About 1.6 percent of U.S. adults will be diagnosed with pancreatic cancer in their lifetimes, according to the National Cancer Institute. More than 55,000 new cases were diagnosed last year, the institute estimates. In stage 4 pancreatic cancer, or the most advanced stage, the disease has usually spread to other parts of the body, such as the liver, lung, or peritoneal cavity (the body cavity that contains most of the organs in the abdomen).

The risk of pancreatic cancer increases with age, says the U.S. Centers for Disease Control and Prevention (CDC). Nearly, 70 percent of pancreatic cancer patients are aged 65 or older. Smoking and a family history can increase a person’s risk of pancreatic cancer.

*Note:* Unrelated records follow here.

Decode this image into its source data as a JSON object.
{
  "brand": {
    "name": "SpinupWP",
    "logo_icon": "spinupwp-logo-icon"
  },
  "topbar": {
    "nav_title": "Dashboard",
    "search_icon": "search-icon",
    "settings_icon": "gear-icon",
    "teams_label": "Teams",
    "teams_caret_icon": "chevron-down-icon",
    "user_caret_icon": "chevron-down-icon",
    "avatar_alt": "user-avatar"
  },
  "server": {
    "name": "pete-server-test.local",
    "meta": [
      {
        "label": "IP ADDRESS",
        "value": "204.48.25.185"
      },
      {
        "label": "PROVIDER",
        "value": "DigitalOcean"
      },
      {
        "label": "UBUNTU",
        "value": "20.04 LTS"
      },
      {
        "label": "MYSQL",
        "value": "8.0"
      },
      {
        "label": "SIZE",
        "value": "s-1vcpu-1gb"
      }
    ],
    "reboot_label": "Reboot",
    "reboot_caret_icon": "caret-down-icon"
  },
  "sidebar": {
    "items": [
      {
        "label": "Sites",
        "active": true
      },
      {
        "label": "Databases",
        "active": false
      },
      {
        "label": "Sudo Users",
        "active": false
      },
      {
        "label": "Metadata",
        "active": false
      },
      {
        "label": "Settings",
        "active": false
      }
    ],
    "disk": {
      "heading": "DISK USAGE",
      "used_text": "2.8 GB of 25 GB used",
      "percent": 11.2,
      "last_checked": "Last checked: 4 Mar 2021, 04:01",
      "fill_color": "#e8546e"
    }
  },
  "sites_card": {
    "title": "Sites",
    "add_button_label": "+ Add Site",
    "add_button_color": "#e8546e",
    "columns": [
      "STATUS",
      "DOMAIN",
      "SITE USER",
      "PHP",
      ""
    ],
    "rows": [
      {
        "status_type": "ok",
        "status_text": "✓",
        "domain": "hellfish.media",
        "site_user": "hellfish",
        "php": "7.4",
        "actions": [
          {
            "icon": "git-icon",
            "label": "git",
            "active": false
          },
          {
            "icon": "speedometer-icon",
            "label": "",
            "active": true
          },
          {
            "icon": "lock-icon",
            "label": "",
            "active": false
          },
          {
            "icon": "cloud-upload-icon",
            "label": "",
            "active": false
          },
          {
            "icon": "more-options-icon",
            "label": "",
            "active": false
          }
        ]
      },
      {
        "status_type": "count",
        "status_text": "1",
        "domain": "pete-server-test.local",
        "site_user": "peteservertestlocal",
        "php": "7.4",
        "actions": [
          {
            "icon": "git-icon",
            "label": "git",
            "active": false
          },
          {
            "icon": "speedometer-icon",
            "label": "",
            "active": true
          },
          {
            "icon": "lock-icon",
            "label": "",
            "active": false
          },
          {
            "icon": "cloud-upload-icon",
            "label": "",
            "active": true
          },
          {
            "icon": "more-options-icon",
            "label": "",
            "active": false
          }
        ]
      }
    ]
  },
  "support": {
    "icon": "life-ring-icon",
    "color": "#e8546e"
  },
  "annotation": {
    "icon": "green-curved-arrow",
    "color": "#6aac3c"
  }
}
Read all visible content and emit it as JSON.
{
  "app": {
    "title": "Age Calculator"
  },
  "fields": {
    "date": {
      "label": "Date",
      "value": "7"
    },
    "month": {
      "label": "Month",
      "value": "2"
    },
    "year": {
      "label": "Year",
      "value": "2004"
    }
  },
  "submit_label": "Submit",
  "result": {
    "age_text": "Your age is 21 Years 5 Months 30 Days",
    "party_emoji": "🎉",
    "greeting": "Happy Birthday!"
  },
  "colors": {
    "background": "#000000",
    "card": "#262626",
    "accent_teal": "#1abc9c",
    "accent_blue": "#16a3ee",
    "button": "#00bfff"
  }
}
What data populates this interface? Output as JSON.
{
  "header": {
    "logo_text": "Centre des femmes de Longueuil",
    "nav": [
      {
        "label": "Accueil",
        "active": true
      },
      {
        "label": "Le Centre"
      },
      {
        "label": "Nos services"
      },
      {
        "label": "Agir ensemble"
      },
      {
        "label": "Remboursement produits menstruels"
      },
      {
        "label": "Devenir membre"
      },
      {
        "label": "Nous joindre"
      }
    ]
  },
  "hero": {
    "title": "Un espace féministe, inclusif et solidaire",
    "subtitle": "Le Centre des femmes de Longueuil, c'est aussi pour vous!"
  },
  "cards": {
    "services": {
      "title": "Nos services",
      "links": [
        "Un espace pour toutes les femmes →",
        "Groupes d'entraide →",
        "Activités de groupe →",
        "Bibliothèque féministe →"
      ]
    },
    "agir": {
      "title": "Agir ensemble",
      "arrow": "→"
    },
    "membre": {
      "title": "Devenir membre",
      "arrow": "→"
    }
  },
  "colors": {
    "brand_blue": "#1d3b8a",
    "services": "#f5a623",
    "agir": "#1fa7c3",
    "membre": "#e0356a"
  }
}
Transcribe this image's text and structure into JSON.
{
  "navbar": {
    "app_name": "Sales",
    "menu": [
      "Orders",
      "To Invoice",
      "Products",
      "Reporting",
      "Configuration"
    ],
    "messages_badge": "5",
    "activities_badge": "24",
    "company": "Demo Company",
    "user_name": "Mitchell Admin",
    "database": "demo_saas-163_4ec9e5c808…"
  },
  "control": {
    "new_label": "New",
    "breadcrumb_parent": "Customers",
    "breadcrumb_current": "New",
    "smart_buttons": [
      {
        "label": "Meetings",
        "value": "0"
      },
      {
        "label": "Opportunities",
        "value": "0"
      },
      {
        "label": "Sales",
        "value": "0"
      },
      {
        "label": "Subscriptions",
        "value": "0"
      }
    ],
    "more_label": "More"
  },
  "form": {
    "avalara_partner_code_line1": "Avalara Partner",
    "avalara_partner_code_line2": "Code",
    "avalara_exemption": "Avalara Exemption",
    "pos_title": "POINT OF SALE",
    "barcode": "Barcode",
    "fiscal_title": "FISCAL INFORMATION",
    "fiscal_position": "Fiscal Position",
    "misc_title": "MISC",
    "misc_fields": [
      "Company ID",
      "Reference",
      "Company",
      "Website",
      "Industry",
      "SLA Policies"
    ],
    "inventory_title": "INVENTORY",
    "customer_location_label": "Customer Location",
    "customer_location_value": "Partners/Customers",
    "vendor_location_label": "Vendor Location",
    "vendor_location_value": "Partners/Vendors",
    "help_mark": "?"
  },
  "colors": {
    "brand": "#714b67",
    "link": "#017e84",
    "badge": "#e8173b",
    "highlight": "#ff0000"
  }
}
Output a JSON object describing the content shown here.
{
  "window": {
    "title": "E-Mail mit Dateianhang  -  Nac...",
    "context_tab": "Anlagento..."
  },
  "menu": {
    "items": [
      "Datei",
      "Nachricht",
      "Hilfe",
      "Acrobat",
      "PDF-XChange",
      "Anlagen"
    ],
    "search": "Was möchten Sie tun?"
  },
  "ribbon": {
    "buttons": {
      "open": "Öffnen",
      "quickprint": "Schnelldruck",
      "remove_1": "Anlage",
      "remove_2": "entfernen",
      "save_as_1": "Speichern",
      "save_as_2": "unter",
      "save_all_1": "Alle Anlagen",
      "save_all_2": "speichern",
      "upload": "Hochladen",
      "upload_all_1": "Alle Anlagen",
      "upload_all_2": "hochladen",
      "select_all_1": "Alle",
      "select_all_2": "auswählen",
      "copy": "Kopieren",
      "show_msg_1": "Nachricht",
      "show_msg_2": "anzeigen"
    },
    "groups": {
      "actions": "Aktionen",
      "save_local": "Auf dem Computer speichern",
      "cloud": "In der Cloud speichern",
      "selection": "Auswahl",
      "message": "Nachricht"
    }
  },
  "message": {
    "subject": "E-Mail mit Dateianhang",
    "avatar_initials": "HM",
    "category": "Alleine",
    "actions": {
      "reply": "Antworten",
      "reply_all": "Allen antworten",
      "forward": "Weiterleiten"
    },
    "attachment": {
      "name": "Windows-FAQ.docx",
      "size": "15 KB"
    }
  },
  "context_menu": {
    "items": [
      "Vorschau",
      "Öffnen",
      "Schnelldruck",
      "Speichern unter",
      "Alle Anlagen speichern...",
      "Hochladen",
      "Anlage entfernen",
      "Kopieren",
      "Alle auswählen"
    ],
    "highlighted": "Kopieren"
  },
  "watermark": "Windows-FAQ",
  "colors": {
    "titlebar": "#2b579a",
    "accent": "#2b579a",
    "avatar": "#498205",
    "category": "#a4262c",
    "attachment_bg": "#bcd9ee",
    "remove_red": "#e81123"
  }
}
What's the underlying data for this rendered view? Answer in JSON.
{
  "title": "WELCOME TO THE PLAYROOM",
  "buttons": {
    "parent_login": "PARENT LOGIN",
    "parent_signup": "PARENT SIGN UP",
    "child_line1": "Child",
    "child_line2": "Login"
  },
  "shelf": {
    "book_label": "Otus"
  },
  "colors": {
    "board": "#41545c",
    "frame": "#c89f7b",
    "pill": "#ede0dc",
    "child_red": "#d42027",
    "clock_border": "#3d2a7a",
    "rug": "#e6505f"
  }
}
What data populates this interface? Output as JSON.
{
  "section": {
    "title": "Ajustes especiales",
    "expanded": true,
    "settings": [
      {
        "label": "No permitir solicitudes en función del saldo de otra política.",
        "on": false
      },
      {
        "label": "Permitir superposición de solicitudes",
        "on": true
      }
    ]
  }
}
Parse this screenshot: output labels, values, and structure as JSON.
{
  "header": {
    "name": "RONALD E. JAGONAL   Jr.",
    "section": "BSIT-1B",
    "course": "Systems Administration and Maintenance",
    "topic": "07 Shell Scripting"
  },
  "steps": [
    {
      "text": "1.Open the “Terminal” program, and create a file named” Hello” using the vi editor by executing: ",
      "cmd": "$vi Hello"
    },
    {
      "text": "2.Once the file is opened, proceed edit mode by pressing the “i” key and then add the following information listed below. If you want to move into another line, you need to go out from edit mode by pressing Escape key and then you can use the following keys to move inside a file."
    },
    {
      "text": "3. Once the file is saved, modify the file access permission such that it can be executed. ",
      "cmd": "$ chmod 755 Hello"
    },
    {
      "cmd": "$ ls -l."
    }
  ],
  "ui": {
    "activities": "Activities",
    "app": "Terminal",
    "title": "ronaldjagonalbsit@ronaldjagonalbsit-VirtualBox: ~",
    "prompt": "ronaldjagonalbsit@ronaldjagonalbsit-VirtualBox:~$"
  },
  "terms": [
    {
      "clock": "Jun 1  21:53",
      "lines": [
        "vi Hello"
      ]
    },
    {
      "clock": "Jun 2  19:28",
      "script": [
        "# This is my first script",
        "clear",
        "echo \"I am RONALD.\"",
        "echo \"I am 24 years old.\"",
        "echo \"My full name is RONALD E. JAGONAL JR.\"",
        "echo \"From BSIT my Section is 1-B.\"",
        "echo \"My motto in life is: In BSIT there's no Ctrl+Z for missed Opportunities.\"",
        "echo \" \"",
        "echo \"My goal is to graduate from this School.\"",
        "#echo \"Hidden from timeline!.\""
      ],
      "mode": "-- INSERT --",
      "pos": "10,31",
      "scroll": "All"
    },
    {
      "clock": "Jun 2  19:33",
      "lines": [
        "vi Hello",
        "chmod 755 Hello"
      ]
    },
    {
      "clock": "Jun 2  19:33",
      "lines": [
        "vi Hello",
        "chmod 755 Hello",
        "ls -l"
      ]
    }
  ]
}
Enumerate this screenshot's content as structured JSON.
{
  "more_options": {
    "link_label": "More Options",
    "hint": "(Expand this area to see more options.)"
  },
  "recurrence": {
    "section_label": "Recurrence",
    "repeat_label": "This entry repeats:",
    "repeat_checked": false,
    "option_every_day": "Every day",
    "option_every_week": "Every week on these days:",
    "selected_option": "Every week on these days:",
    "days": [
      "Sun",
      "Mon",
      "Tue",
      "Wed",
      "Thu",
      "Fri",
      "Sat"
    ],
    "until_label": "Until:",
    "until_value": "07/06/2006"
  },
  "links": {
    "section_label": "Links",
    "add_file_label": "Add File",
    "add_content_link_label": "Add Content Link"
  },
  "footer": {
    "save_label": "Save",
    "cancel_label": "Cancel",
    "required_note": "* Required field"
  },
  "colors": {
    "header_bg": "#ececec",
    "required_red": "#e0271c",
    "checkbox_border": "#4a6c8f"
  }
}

Pancreatic cancer is also difficult to detect and diagnose early.

“Pancreatic cancers can best be treated with an integrated, multi-specialty approach where the patient’s case is reviewed by more than one specialist,” says Govindarajan Narayanan, M.D. [1] , chief of interventional oncology at Miami Cancer Institute [2]. “A diagnosis of stage 4 pancreatic cancer is very challenging. Most advances in pancreatic cancer treatments are most effective when the cancer is confined to the pancreas. Stage 4 pancreatic cancer means the cancer has spread to other organs.”

Infographic by Irina de Souza